Dante’s Global Vision: Seeing & Being Seen in the “Divine Comedy”

Some have argued that a belief in a reward after death is poor motivation for moral behavior while alive. The problem with this linkage between religion and morality is that it gives people bad reasons to help other human beings when good reasons are available. In Inside the Neolithic Mind , Lewis-Williams and Pearce argue that many cultures around the world and through history neurally perceive a tiered structure of heaven, along with similarly structured circles of hell.

The reports match so similarly across time and space that Lewis-Williams and Pearce argue for a neuroscientific explanation, accepting the percepts as real neural activations and subjective percepts during particular altered states of consciousness. Many people who come close to death and have near-death experiences report meeting relatives or entering "the Light" in an otherworldly dimension, which shares similarities with the religious concept of heaven. Even though there are also reports of distressing experiences and negative life-reviews, which share some similarities with the concept of hell, the positive experience of meeting or entering "the Light" is reported as an immensely intense feeling of a state of love, peace and joy beyond human comprehension.

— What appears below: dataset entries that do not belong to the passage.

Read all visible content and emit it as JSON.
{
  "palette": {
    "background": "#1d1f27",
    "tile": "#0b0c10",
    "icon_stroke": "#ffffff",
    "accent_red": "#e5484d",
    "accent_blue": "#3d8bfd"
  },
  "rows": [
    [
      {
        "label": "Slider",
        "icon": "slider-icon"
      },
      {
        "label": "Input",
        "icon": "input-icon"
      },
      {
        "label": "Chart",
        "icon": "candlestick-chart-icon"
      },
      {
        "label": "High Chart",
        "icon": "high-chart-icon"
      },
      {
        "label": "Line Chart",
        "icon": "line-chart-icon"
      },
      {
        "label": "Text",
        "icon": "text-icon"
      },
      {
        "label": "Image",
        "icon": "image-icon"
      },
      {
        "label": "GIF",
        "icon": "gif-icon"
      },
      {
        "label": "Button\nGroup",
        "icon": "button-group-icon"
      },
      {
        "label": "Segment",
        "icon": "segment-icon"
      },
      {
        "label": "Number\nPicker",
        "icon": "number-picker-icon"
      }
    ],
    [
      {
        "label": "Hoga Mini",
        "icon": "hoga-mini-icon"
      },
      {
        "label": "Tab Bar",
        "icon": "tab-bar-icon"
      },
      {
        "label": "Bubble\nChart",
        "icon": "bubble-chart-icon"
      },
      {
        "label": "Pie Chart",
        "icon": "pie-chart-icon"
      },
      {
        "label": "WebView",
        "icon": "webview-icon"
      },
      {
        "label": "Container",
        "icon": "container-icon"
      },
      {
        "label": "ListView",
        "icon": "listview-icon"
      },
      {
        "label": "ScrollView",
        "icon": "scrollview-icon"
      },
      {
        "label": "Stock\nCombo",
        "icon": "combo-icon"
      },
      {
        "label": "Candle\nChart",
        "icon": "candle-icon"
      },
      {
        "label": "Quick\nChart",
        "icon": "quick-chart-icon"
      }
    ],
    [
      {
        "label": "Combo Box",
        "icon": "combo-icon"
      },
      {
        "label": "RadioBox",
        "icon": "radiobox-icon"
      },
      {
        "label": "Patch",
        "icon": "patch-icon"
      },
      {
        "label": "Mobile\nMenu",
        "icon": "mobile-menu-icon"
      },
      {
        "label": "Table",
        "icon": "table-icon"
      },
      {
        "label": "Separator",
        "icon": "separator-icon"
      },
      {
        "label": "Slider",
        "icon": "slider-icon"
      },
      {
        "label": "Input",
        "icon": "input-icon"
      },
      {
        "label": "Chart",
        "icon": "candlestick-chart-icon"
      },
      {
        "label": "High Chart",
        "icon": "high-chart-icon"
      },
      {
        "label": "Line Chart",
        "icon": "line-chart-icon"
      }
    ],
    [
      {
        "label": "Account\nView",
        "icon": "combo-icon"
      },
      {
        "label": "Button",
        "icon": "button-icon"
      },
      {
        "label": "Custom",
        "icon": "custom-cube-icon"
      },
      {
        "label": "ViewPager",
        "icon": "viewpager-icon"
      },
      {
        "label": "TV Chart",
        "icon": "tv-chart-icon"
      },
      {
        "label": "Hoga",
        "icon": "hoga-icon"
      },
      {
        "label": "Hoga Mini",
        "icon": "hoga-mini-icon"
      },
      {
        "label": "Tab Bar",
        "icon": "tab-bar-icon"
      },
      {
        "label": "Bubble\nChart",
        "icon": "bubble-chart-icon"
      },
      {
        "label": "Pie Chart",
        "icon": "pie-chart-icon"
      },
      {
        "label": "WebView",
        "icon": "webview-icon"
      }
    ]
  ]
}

Together with this intensely positive-feeling state, people who have near-death experiences also report that consciousness or a heightened state of awareness seems as if it is at the heart of experiencing a taste of "heaven". Works of fiction have included numerous different conceptions of heaven and hell. From Wikipedia, the free encyclopedia. This article is about the metaphysical term "heaven" and the astral dimension it denotes.